If making friends with locals is part of your Italian dream, don’t let learning the language overwhelm you. Every bit of Italian you know helps tremendously, but you don’t necessarily have to study the language to be able to connect with locals. Learn a couple of nice compliments in Italian to make locals more open to you.
My favorite way to grab their attention and stand out from other tourists is to learn a phrase in local dialect and use Italian colloquialisms. Throw some hand gestures in there and you’ll really pique their curiosity!
9. When it comes to activities and experiences, think bigger!
The activities most people want to book in Italy are wine tastings, cooking classes, and guided tours in museums. And sure, those are staple experiences. But Italy offers so much more that most people wouldn’t even know to ask for!

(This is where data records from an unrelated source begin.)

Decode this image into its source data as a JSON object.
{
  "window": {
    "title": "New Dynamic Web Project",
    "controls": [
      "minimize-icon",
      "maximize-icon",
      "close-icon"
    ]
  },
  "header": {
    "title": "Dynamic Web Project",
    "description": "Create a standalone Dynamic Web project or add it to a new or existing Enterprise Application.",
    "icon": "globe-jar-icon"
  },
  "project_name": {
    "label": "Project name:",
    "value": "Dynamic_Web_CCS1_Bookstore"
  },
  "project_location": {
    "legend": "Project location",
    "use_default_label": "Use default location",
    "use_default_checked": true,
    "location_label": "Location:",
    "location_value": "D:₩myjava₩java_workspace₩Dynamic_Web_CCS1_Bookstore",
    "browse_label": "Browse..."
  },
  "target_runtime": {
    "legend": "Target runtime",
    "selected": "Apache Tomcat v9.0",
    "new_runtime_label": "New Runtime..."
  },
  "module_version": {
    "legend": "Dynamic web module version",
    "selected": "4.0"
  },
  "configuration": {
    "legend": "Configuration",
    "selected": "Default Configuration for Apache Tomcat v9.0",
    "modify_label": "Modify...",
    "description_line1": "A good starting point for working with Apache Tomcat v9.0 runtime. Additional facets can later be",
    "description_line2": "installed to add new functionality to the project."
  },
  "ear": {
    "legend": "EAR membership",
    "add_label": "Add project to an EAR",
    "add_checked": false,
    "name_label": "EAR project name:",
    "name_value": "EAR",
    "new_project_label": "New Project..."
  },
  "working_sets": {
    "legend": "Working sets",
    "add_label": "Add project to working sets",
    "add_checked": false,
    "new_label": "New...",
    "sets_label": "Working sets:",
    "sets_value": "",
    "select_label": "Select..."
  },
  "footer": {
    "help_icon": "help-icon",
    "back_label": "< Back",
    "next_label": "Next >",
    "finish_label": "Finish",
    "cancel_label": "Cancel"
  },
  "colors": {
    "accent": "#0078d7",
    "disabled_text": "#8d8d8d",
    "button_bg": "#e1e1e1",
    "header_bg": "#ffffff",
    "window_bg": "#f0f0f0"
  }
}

How about a cooking class with a live opera performance, afternoon tea in a private palazzo hundreds of years old where descendants of a noble family still live, or helping in an archeological dig outside of Rome? Or one of my top favorites–sip Prosecco on a private boat with my friend Luigi as you eagerly wait for a volcano in the Aeolian Islands to erupt!
Start by making a list of all your passions, hobbies and interests–this is YOUR trip, might as well dive right into the things that totally light you up. Then actually google the items on your list combined with the word “Italy” and see what comes up.
For example, I love horseback riding so I might search “horse experiences in Italy” and browse the results for an activity I might want to book for a special day during my solo trip. I’d probably be delighted to discover that I can book an experience immersed with butteri, Tuscany’s cowboys (yes, that’s a thing!). Get in touch with me for help coming up with some ideas for unique experiences that fit your interests and style!
10. Write everything down!
Seriously, the details of your experiences will fade so quickly. Give yourself the gift of being able to relive the experience by journaling everyday. Quick little sketches (even if they’re “bad”) bring the moment back to life even more. I like to jot down every dish I eat and the new flavors and combinations to inspire me in the kitchen when I’m back home. Pro Tip: Getting caught up on journaling is a great thing to do to make dining alone to feel less awkward!
Take these 10 tips to heart and you’ll be on the road to a meaningful solo travel adventure in Italy! For more guidance and expert tips to help you prepare for taking the leap, check out The ULTIMATE Guide for the Solo Woman in Italy.